* Task to carry out *
Please copy each line of the data that includes the string "screenshot".

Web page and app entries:
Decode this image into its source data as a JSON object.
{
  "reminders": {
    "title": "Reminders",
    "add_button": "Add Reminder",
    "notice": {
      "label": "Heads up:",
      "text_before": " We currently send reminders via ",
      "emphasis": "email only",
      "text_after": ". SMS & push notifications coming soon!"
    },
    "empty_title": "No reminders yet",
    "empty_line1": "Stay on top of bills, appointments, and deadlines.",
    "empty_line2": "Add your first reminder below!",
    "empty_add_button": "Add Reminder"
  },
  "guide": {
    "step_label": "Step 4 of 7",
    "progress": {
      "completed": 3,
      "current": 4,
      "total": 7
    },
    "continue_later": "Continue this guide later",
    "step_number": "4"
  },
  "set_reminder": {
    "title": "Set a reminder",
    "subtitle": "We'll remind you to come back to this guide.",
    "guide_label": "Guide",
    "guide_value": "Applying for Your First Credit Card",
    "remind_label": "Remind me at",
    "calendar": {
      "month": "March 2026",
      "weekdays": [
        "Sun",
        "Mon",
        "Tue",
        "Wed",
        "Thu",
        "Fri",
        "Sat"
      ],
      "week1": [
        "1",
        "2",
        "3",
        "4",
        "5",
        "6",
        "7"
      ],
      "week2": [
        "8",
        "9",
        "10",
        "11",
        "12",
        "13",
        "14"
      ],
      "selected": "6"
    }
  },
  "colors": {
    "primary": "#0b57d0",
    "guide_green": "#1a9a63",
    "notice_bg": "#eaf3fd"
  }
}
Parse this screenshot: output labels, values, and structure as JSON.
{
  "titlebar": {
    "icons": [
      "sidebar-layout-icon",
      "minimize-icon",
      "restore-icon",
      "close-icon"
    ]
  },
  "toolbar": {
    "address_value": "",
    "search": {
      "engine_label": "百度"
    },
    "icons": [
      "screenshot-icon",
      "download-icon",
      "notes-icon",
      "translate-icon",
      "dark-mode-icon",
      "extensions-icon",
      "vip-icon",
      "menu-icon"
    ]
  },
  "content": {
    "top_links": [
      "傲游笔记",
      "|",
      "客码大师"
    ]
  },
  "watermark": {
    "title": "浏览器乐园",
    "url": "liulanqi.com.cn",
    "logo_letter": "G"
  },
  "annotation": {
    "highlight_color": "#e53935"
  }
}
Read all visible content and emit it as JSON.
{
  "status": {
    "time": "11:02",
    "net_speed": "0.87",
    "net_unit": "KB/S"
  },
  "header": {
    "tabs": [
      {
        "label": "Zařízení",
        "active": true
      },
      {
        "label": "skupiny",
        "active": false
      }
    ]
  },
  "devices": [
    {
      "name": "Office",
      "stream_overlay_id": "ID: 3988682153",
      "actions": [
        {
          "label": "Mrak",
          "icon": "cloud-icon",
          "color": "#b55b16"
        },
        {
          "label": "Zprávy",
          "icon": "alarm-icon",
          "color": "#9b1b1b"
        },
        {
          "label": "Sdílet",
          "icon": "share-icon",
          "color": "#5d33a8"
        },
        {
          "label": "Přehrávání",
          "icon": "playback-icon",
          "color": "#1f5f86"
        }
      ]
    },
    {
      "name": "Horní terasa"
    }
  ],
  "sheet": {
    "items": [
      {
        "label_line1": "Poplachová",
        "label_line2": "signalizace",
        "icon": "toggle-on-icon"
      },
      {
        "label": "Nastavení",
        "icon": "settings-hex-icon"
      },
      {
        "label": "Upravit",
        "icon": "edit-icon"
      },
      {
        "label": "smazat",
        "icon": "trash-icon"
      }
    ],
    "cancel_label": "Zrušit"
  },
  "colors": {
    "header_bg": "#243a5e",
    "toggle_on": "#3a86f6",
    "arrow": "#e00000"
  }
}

* Task result *
Parse this screenshot: output labels, values, and structure as JSON.
      "screenshot-icon",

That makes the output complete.